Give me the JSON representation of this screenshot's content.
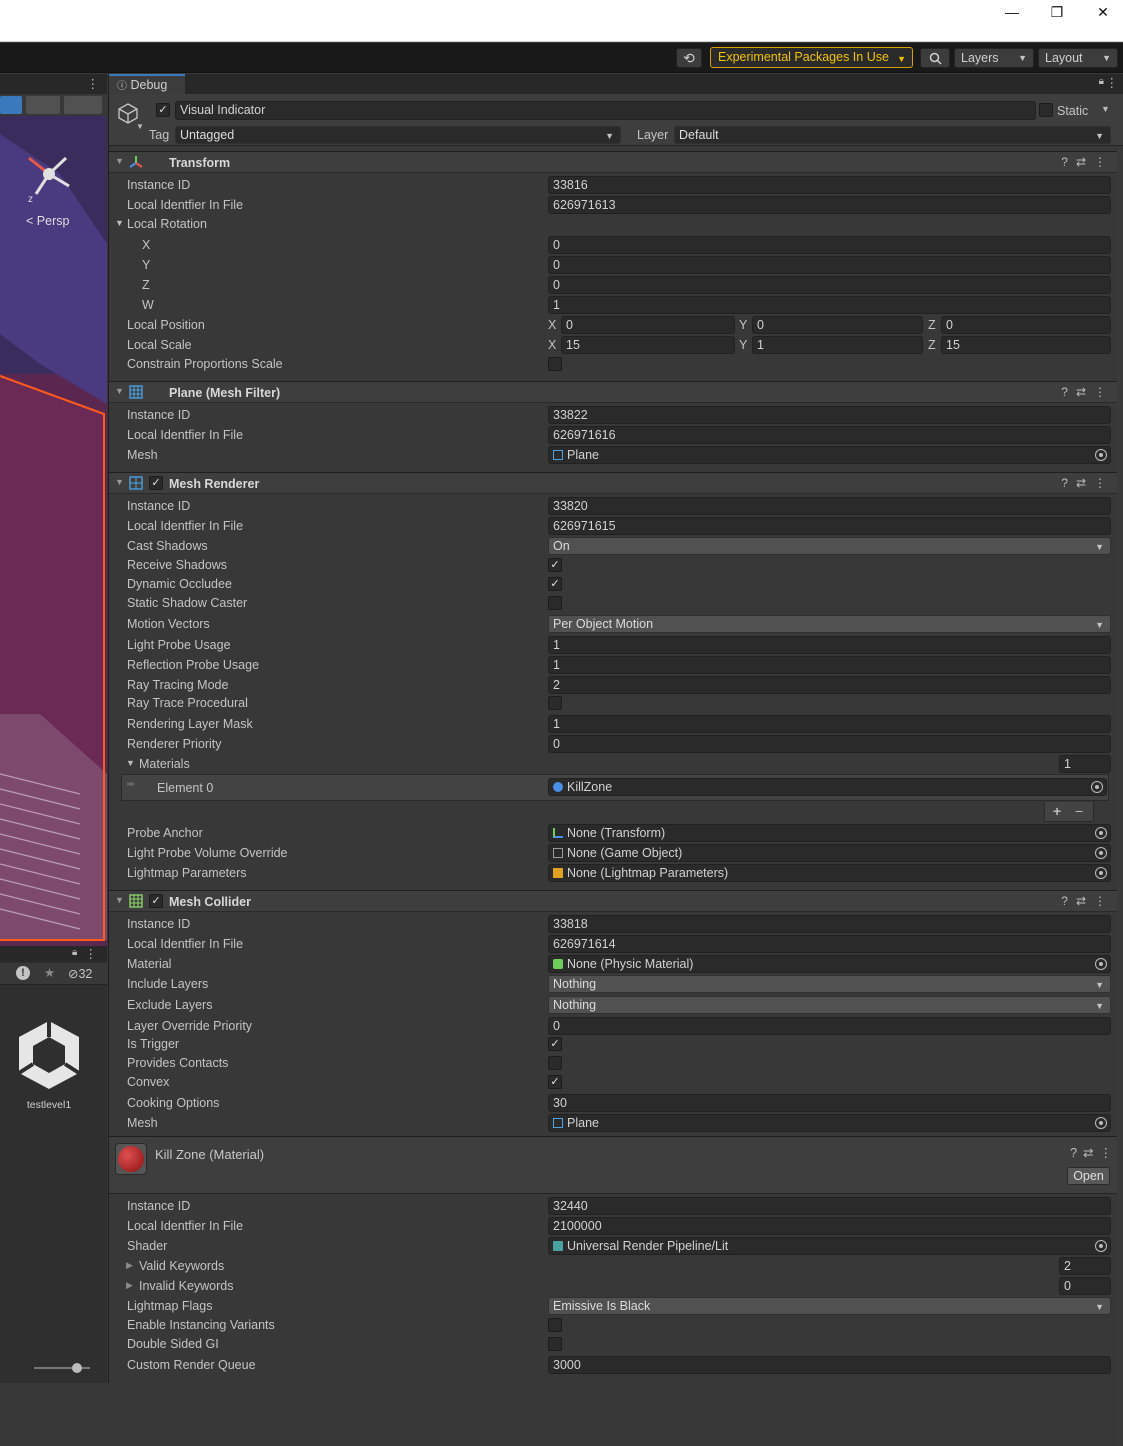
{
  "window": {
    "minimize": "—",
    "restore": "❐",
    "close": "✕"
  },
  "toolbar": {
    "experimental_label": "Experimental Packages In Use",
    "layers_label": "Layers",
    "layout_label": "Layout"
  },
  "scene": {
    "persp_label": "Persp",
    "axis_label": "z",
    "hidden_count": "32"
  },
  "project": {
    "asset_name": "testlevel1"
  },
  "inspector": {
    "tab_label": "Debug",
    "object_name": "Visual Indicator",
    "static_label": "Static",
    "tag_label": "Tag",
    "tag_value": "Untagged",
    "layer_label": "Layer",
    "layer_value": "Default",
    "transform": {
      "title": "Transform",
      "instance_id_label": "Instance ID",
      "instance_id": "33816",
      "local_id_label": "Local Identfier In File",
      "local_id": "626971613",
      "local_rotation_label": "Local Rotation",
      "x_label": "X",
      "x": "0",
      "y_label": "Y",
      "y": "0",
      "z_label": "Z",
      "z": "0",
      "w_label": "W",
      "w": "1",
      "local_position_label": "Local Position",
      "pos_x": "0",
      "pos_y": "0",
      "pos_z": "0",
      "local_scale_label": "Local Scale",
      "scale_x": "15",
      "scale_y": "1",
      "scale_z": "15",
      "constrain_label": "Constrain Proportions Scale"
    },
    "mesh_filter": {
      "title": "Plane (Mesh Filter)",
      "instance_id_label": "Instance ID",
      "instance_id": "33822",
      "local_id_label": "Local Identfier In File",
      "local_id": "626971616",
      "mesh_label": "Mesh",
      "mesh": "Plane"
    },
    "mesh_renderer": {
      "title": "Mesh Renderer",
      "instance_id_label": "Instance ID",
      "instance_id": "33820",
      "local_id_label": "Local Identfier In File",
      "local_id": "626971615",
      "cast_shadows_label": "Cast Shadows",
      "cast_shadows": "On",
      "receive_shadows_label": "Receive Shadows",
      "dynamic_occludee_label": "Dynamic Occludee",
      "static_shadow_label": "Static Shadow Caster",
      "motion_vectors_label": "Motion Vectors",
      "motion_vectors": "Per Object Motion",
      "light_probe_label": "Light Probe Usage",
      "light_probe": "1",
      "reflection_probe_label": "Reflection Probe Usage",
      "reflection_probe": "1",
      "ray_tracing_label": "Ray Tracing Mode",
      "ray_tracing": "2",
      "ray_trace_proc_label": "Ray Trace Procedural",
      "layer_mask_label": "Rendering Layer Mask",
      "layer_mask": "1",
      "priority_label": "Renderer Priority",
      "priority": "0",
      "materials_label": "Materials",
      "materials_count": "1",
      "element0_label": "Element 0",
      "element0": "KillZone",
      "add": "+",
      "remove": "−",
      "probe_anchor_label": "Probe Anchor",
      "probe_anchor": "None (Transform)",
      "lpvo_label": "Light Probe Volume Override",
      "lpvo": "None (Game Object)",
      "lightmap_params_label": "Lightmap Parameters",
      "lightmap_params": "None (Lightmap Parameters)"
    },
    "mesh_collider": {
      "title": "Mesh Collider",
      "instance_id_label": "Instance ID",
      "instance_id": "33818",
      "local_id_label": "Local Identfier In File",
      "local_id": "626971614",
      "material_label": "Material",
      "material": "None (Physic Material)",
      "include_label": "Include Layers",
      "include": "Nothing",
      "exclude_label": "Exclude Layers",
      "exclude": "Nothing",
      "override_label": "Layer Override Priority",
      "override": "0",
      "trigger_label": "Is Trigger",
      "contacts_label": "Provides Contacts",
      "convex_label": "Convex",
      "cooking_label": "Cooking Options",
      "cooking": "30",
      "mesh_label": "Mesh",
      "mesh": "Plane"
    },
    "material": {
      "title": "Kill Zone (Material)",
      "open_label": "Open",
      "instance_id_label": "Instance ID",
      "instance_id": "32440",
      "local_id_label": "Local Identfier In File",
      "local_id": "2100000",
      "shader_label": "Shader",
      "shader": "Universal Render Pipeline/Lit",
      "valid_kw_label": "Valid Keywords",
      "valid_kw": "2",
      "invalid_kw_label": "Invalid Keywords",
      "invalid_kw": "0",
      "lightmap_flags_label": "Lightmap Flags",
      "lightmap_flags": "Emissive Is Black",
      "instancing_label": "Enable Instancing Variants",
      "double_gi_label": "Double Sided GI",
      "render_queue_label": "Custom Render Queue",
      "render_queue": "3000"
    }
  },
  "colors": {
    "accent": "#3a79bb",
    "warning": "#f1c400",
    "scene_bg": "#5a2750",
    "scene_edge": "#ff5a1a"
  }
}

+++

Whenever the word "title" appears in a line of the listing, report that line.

### REPLY TO THE TASK
      "title": "Transform",
      "title": "Plane (Mesh Filter)",
      "title": "Mesh Renderer",
      "title": "Mesh Collider",
      "title": "Kill Zone (Material)",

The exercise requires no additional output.